Inventory was $4.2 billion at quarter-end, a decrease of 13 percent year-over-year, a decline Timm said exceeded their commitment for a mid-single-digit decline. She said they feel good about the level and composition of our inventory for the holiday season.

Kohl’s ended the quarter with $190 million in cash and cash equivalents.

Operating cash flow was $151 million in the third quarter and $379 million for the nine-month year-to-date period.

“In Q4, we expect to drive strong operating cash flow as we move through inventory during the holiday season,” Time suggested.

Capital expenditures for the quarter were $157 million. This reportedly included investments for five new stores, which opened earlier this month, and nearly 100 Sephora openings.

“Based on our year-to-date spending and outlook for the remainder of the year, we now expect full year capital expenditures to be towards the lower end of our $600 million to $650 million guidance range,” the CFO detailed. “Looking ahead to 2024, our initial view is that capital spending will be lower than 2023 levels given that much of the Sephora buildout is now behind us.”

Looking ahead, the work we have done this year will continue to build momentum and set us up to be successful in 2024,” added Kingsbury. “As we’ve said before though, it will take some time for the full impact of our efforts to be realized.”

“Our strategies to reposition Kohl’s for improved sales and earnings performance remain in the early stages.” Zooming out, we think this was a mixed quarter with some positives and some negatives.

For the full year 2023, the company updated its financial outlook and currently expects the following:

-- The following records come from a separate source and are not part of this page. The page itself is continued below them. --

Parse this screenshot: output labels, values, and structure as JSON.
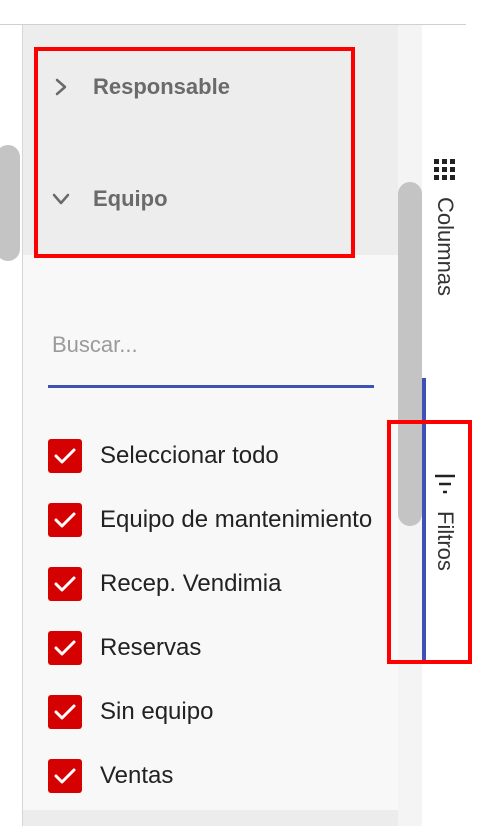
{
  "groups": [
    {
      "label": "Responsable",
      "state": "collapsed"
    },
    {
      "label": "Equipo",
      "state": "expanded"
    }
  ],
  "search": {
    "placeholder": "Buscar...",
    "value": ""
  },
  "checkboxes": [
    {
      "label": "Seleccionar todo",
      "checked": true
    },
    {
      "label": "Equipo de mantenimiento",
      "checked": true
    },
    {
      "label": "Recep. Vendimia",
      "checked": true
    },
    {
      "label": "Reservas",
      "checked": true
    },
    {
      "label": "Sin equipo",
      "checked": true
    },
    {
      "label": "Ventas",
      "checked": true
    }
  ],
  "side_tabs": {
    "columns_label": "Columnas",
    "filters_label": "Filtros",
    "active": "Filtros"
  },
  "colors": {
    "accent": "#3f51b5",
    "checkbox": "#d50000",
    "highlight": "#ff0000"
  },
  "icons": {
    "collapsed": "chevron-right-icon",
    "expanded": "chevron-down-icon",
    "columns": "grid-icon",
    "filters": "filter-icon",
    "check": "check-icon"
  }
}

  • Net sales: A decrease of 2.8 percent to 4 percent, including the impact of the 53rd week which is worth approximately 1 percent year-over-year. This compares to the company’s prior guidance of a decrease of 2 percent to 4 percent.
  • Operating margin: Approximately 4.0 percent, which is consistent with the company’s prior guidance.
  • Diluted earnings per share: In the range of $2.30 to $2.70 a share, excluding any non-recurring charges. This compares to the company’s prior guidance range of $2.10 to $2.70.
  • Capital Expenditures: Towards the lower end of $600 million to $650 million, including expansion of its Sephora partnership and store refresh activity.
  • Dividend: On November 7, 2023, Kohl’s Board of Directors declared a quarterly cash dividend on the company’s common stock of 50 cents per share. The dividend is payable on December 20, 2023 to shareholders of record at the close of business on December 6, 2023.